Accept

We use cookies in order to save your preferences so we can provide a feature-rich, personalized website experience. We also use functionality from third-party vendors who may add additional cookies of their own (e.g. Analytics, Maps, Chat, etc). Read more about cookies in our Privacy Policy and Terms of Service. If you do not accept our use of Cookies, please do not use the website.

Header Image

A Praying Life, Chapter 23


Chapter 23: "Understanding How Laments Work" | Week of August 12, 2018

“Oh that you would rend the heavens and come down..." – Isaiah 64:1


REFLECT:

Paul Miller continues his exploration of the connection between Old Testament laments and our prayer lives in chapter 23 of A Praying Life.
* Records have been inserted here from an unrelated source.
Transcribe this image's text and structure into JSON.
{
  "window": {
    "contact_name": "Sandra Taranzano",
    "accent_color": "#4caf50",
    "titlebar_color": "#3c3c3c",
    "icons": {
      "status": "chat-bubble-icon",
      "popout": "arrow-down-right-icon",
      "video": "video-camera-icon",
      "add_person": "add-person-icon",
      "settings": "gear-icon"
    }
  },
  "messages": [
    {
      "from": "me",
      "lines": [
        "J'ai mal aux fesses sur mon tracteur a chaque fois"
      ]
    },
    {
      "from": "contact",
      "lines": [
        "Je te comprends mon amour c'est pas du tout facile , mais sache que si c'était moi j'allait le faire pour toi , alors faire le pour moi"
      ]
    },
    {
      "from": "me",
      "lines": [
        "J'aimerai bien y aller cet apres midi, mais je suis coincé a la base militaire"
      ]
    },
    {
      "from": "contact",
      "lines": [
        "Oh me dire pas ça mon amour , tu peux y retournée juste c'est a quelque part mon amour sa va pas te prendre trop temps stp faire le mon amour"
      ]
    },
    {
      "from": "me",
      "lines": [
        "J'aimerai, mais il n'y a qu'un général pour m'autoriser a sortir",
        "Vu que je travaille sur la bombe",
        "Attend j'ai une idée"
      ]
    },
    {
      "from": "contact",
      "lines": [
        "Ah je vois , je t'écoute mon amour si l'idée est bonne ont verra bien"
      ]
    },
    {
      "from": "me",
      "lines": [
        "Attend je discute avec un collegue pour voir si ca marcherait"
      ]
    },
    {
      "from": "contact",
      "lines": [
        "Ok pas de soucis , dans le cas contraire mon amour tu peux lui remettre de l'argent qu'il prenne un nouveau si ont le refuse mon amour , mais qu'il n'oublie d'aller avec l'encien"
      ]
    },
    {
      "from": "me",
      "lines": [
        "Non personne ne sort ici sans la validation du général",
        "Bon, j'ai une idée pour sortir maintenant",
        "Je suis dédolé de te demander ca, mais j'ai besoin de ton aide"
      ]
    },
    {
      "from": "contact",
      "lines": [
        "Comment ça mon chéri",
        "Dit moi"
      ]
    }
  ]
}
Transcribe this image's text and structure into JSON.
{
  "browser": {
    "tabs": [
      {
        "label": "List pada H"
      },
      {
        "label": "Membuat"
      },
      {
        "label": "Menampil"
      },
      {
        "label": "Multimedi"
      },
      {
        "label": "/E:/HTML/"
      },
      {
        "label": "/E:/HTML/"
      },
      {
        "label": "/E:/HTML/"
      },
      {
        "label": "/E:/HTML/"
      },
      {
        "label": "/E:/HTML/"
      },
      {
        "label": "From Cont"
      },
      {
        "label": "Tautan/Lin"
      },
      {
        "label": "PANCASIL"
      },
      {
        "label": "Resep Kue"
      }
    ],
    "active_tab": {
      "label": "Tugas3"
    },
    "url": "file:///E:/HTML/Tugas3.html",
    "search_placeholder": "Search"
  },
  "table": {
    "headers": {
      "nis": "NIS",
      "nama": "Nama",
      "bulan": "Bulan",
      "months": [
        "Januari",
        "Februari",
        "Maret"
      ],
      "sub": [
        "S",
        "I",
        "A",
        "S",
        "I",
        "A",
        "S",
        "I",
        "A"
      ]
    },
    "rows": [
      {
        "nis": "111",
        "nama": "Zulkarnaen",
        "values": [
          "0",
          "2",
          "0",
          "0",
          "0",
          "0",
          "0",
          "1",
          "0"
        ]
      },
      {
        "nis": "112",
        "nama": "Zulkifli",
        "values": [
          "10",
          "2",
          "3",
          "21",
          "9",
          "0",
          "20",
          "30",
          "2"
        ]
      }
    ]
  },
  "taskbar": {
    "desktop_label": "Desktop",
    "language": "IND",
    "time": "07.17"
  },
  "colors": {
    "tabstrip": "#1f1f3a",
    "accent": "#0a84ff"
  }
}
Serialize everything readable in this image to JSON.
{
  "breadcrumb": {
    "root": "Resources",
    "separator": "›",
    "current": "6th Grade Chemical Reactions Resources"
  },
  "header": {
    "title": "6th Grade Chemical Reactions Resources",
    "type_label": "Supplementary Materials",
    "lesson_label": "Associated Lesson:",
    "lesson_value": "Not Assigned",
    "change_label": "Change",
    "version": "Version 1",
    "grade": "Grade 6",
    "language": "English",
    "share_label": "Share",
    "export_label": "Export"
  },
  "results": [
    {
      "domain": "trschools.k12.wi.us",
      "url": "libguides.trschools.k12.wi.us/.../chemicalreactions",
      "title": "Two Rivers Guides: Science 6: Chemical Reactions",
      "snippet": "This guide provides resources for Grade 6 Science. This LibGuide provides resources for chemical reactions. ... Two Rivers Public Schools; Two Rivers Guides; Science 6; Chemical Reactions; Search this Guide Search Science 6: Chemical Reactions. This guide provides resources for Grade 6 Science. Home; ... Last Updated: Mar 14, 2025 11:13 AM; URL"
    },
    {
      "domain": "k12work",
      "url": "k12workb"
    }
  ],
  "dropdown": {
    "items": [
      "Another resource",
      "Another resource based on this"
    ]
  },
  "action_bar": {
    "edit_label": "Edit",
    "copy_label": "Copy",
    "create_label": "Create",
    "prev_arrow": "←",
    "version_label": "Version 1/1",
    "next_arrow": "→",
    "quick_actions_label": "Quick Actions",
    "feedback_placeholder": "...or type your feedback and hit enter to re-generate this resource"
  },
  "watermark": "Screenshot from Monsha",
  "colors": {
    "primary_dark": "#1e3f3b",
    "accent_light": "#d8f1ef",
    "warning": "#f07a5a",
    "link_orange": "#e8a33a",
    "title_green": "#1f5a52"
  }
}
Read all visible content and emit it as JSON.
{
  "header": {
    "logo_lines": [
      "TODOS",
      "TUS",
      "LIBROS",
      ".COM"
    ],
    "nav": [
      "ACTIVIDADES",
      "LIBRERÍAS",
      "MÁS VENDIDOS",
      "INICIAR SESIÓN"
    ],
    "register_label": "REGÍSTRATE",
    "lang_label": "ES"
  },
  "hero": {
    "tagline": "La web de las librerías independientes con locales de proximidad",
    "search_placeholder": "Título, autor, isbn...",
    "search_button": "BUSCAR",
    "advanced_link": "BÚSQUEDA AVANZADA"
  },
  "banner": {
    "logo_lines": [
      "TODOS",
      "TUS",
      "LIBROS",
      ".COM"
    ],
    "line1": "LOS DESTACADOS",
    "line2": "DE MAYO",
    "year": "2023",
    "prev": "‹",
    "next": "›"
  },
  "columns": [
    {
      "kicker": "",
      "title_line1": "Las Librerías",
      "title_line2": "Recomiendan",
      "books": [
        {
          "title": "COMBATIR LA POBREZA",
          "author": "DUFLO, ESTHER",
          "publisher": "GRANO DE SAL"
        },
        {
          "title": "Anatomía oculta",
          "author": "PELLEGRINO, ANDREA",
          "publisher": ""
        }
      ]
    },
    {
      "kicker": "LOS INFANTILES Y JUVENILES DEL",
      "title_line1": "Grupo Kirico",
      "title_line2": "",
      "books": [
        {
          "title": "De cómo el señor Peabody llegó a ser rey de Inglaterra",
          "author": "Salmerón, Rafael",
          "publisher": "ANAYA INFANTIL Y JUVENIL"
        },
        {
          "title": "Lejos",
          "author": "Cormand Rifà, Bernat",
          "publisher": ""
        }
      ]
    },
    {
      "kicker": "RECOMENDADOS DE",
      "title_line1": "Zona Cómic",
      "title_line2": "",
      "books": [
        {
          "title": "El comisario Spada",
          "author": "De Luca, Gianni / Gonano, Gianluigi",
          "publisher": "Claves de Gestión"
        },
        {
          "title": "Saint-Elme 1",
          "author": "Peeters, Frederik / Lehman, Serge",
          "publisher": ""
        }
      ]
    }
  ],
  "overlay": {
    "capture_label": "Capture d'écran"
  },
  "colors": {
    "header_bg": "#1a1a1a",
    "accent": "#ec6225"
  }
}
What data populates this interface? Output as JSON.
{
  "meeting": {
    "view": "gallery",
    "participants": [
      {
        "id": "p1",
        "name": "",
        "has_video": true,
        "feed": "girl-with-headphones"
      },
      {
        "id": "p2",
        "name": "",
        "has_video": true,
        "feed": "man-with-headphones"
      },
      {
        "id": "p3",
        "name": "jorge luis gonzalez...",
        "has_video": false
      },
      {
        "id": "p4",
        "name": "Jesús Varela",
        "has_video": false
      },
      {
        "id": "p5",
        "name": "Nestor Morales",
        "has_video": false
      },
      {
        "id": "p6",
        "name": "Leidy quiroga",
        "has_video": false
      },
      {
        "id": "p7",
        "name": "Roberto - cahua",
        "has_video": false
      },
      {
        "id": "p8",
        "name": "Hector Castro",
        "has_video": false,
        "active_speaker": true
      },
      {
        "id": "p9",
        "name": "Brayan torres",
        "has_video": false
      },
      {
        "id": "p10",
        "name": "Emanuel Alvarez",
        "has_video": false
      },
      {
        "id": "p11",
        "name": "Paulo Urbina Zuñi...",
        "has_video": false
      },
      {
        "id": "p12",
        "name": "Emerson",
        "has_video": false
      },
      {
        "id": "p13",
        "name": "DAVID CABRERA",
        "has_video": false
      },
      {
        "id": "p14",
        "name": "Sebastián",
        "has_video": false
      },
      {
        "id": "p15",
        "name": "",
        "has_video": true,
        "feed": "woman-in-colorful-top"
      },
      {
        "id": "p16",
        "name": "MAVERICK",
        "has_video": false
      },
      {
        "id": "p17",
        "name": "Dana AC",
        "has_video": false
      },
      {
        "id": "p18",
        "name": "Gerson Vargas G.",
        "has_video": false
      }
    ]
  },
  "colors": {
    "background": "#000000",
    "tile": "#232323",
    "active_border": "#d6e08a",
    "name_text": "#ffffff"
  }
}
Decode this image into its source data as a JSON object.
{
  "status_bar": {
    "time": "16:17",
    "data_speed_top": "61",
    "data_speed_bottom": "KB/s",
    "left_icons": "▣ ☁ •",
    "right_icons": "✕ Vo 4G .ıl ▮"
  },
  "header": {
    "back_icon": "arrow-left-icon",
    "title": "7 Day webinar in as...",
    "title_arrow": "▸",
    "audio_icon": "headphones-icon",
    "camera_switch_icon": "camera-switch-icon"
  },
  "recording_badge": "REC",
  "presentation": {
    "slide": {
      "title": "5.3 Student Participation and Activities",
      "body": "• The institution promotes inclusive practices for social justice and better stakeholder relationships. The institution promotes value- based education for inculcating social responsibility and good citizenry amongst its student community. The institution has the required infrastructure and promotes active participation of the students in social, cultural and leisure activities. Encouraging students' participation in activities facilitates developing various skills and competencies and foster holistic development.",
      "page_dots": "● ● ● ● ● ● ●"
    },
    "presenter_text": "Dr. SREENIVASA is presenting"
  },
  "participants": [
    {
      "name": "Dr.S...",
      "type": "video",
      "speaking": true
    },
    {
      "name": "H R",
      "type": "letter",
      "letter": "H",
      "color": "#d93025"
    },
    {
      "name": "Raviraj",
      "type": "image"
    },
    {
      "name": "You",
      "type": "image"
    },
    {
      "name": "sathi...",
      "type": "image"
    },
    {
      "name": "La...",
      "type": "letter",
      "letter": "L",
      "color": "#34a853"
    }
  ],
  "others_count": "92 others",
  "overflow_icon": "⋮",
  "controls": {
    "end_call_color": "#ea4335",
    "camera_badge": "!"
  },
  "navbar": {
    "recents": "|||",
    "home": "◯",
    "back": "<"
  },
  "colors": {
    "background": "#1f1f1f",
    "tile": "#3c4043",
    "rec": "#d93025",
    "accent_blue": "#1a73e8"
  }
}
He makes the following observation: "A lament connects God's past promise with my present chaos, hoping for a better future." (Page 180) This provides a powerful template for us to cry out to God in a way that is both true to our hearts and honoring to him.

In the chapter, Miller walks us through Isaiah 64, showing us a textbook example of a lament that displays this past–present–future connection. Isaiah recognizes that God "acts for those who wait for him" (Is. 64:4), and because of this, he is not shy about crying out. Miller notes: "What is so striking about biblical laments is that God almost never critiques them. He delights in hearing our messy hearts." (Page 186)

Once again, this week's prayer chapter ties into Sunday's sermon. Pastor Sean shared the parable of the wise servants in Luke 12:35-40, who stay alert for their master's return. Miller observes that God responded to Isaiah's lament that he come down from the heavens — Jesus answered Isaiah's prayer! So, too, as we face chaos in our own lives, we are called to live in hopeful expectation that God the Father will ultimately answer our cries with Jesus yet again when he ultimately returns to set everything right once and for all.

RESPOND:

Jesus follows his encouragement in Luke 12 not to be anxious with a parable about his return. He doesn't want us to be anxious about the time of his coming, but he does want us to live hopefully with the expectation it will happen. How does that connect to our laments? Some of us struggle with significant chaos in our lives: broken relationships, chronic illness, the sudden loss of a job, and many other anxiety-producers. Jesus is the God who comes down, who meets our brokenness with healing, and who will one day set everything right forevermore. What would waiting on this kind of God with hopeful expectation look like in your situation? Spend a couple minutes writing down your thoughts.

PRAY NOW:

Pray through those thoughts. Follow the example Miller outlines in chapter 23 from Isaiah 64: Approach God trusting he will hear you, ask God to be true to his word, tell him what you hope to see happen as he addresses your chaos, let him know your pain, and continue to ask beyond today. Specifically, pray God will show you what hopeful expectation looks like in the midst of whatever pain or burden you're facing.

PRAY LATER:

Please pray for others in our church family who are burdened with pain, loss and chaos. Our church family is a place where broken people are welcome, and they come. Pray for both folks you know who are struggling, and also pray for those you may not know who face tremendous challenges to family, health, sobriety, financial security, and other chaos-makers. As Isaiah 64:4 reminds us, God acts for those who wait on him, so pray he acts.

PRAY AS A FAMILY:

Revelation 21:4 tells us that when Jesus returns, "He will wipe away every tear from their eyes, and death shall be no more, neither shall there be mourning, nor crying, nor pain anymore, for the former things have passed away." Talk to your kids about the hope we have for when Jesus returns and how, when that day happens, all the bad things will be undone. Pray together for hopeful, trusting hearts that wait for that day but also try to live in the way Jesus calls us while we wait.

Tags : prayer, devotional